Debate stirs about whether to receive decades-old train carriages donated by Japan
Some experts say Vietnam needs to say “thank you” to the 37 train carriages donated by Japan but reject the gift for the sake of the development of Vietnam’s railways.
Vietnam Railways Corporation (VNR) is seeking the nod from the Government on its plan to import 37 train carriages, manufactured in 1979-1982, from Japan at no charge.
Though they have been operational for 40 years, the carriages have no serious problems in safety and quality.
VNR General Director Dang Sy Manh said the cost of importing and repairing these carriages is much lower than the cost of manufacturing new carriages or buying old products from other countries.
Some people, in emails to VietNamNet, stressed that though the train carriages are old and have been left idle for many years, they are still better than Vietnamese ones, and they can run well for another 30 years at an average speed of 60-80 kilometers per hour.
“Honda 67 motorbikes operate well for 55 years. Japan’s industrial products all have high quality. They are good and durable,” a reader wrote.
He stressed that Vietnam should receive the carriages from Japan as it has also received donations from the US. If VNR affirms that it can use the carriages effectively, Vietnam should receive the donations after hiring consultants to assess their quality.
“Everyone knows that it’d be better to use brand new products. But the problem is whether we have money to buy them,” he wrote “It’s obvious that if we receive the carriages, we will be able to save a big amount of money. This is significant in the context of a scanty budget and the big impact of the pandemic.”
Meanwhile, other experts have called on to make thorough consideration before deciding whether to receive the carriages.
Hoang Duong Tung, Deputy General Director of the General Directorate for Environment, said it’s necessary to consider which material was used to make the 37 carriages, noting that at the time when the carriages were made, asbestos was a commonly used material.
In 1970-1980s, asbestos was used by many countries, including Vietnam. Asbestos-made roofing sheets were used commonly in the country.
However, asbestos is now listed as a hazardous waste. Many countries prohibit the use of asbestos in manufacturing, and it’s very costly to treat this kind of hazardous waste.
Tung said that Japanese carriages are more modern and cleaner than Vietnamese ones. Their technology, manufacturing method and hygienic conditions are better than Vietnamese ones. Japan also pays appropriate attention to environmental protection.
However, he recommended thinking carefully before accepting the carriages, noting that no company or organization in Vietnam is capable of treating asbestos waste. The cost of treating this type of hazardous waste may be even higher than the value of the carriages.

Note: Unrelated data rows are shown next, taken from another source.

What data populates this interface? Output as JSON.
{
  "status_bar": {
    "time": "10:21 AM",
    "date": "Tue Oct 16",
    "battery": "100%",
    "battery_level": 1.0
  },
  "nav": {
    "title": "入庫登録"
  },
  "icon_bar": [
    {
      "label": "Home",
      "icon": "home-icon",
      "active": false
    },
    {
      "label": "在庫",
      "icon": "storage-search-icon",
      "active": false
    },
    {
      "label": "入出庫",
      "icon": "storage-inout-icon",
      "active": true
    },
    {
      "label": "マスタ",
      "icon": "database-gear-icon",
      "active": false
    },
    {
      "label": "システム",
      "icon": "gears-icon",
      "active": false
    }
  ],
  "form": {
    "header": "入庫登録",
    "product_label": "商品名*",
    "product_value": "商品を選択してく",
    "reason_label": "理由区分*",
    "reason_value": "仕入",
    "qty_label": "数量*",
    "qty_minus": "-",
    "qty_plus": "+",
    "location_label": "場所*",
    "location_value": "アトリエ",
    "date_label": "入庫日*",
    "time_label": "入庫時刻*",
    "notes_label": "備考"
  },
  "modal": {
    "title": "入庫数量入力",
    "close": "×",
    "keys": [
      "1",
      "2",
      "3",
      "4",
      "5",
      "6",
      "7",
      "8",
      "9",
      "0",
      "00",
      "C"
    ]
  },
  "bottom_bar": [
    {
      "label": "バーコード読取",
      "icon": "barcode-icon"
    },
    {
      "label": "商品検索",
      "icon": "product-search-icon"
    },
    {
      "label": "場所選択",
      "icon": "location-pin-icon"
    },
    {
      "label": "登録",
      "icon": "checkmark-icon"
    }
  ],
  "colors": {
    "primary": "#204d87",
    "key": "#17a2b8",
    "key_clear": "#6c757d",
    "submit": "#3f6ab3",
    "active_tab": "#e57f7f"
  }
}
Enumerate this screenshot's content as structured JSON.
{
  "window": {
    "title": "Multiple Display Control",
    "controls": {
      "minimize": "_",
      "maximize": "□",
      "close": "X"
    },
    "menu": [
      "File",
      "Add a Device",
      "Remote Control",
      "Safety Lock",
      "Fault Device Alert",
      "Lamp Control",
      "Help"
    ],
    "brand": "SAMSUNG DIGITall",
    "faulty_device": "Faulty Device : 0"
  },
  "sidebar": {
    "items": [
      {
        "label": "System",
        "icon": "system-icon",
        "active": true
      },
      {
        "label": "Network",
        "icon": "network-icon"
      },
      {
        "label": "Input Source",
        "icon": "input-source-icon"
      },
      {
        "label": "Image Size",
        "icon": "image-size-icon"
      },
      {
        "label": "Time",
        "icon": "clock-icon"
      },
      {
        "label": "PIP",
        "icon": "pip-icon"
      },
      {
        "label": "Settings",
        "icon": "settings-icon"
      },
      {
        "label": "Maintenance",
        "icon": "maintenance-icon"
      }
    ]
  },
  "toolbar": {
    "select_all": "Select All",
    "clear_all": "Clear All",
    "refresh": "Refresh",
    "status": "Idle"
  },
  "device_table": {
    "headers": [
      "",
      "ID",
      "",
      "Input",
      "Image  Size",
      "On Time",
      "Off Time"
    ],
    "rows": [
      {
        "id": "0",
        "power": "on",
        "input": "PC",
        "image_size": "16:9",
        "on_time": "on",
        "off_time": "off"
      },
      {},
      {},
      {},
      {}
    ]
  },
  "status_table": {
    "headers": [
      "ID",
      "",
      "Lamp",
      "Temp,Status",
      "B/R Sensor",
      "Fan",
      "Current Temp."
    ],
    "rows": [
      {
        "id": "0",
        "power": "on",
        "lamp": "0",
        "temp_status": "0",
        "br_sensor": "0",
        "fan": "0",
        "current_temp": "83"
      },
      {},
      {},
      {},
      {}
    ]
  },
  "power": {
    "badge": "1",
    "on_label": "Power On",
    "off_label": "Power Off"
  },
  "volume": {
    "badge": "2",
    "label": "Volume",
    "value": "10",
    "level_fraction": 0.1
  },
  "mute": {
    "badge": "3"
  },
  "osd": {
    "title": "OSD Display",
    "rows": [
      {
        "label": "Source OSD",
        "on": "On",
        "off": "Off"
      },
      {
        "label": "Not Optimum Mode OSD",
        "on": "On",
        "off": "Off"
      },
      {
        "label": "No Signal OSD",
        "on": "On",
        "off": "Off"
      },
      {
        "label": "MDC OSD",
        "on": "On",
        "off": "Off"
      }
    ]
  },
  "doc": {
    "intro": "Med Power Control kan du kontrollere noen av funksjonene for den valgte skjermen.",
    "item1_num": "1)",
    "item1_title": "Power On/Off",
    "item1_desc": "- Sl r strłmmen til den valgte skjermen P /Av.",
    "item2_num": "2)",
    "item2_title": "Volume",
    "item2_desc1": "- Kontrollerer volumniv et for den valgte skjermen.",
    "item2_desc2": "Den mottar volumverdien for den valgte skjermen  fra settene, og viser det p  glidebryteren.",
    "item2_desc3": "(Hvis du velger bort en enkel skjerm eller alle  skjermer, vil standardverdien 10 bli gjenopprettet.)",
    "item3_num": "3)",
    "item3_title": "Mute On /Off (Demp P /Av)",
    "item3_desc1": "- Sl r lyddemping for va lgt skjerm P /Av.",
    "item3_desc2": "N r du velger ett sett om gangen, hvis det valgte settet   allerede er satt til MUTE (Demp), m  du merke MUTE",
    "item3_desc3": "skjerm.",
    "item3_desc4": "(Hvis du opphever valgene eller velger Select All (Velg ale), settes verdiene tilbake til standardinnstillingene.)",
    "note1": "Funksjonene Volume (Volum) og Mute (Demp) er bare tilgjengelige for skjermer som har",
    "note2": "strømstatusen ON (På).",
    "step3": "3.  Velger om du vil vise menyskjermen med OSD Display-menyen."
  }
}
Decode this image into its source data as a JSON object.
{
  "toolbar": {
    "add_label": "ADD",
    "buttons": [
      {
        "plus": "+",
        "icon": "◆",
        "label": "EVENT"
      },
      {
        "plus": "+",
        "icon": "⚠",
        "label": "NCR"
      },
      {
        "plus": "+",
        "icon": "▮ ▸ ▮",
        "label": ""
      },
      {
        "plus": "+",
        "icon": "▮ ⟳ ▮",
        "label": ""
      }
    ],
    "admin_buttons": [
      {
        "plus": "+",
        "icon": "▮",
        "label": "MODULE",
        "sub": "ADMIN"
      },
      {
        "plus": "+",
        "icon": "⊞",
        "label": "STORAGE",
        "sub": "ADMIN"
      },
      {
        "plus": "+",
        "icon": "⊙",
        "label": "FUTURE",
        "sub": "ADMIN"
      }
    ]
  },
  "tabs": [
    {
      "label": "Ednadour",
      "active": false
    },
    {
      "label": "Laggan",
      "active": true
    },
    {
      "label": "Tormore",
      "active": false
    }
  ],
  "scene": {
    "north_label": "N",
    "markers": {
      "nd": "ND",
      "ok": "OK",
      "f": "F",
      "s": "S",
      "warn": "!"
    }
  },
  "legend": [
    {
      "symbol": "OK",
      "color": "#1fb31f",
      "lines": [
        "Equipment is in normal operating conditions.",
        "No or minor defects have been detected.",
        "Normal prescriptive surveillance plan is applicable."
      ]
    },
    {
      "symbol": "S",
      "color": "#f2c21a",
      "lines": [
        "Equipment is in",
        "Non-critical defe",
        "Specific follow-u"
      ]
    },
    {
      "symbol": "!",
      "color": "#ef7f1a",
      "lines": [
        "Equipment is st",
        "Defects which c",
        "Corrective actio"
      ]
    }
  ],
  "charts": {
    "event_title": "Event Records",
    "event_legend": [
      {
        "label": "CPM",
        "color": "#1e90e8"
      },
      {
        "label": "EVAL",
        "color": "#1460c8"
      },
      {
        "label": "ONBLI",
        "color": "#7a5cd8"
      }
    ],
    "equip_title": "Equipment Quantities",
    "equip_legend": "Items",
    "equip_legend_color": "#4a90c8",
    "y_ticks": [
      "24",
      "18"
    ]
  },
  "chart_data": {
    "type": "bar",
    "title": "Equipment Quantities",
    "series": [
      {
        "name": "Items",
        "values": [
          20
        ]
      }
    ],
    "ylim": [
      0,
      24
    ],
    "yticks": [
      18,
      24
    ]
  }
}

Asbestos is recognized as a carcinogen. There are two groups of asbestos, including Chrysotile, which is the only type of asbestos fiber still commercially used in the market today.
While many developed countries prohibit the use of any form of asbestos, some developing countries, including Vietnam, still use Chrysotile.
This type of asbestos is mainly used to make roofing sheets in Vietnam and most asbestos is imported.
Other experts also think Vietnam should reject train carriages from Japan, saying that if Vietnam continues importing old products, it will become a ‘dumping ground’ for old technologies of the world. And if VNR doesn’t think of renovating technology and management skills, it will never be able to develop.
An expert, when asked about this view, mentioned the time when the information and communications sector some years ago had two options – either use cheap analog technology or modern expensive technology. The decision of the leaders at that time to use the most modern technology has helped Vietnam list itself among the top 50 in the world.
Deputy Prime Minister Le Van Thanh has signed a decision approving the railway system planning for 2021-2030, with a vision to 2050, which sets a target of building nine new railways with a total length of 2,362km by 2030.
The Vietnam Railways Corporation (VNR) said that it is expected to organize passenger trains again from October 1.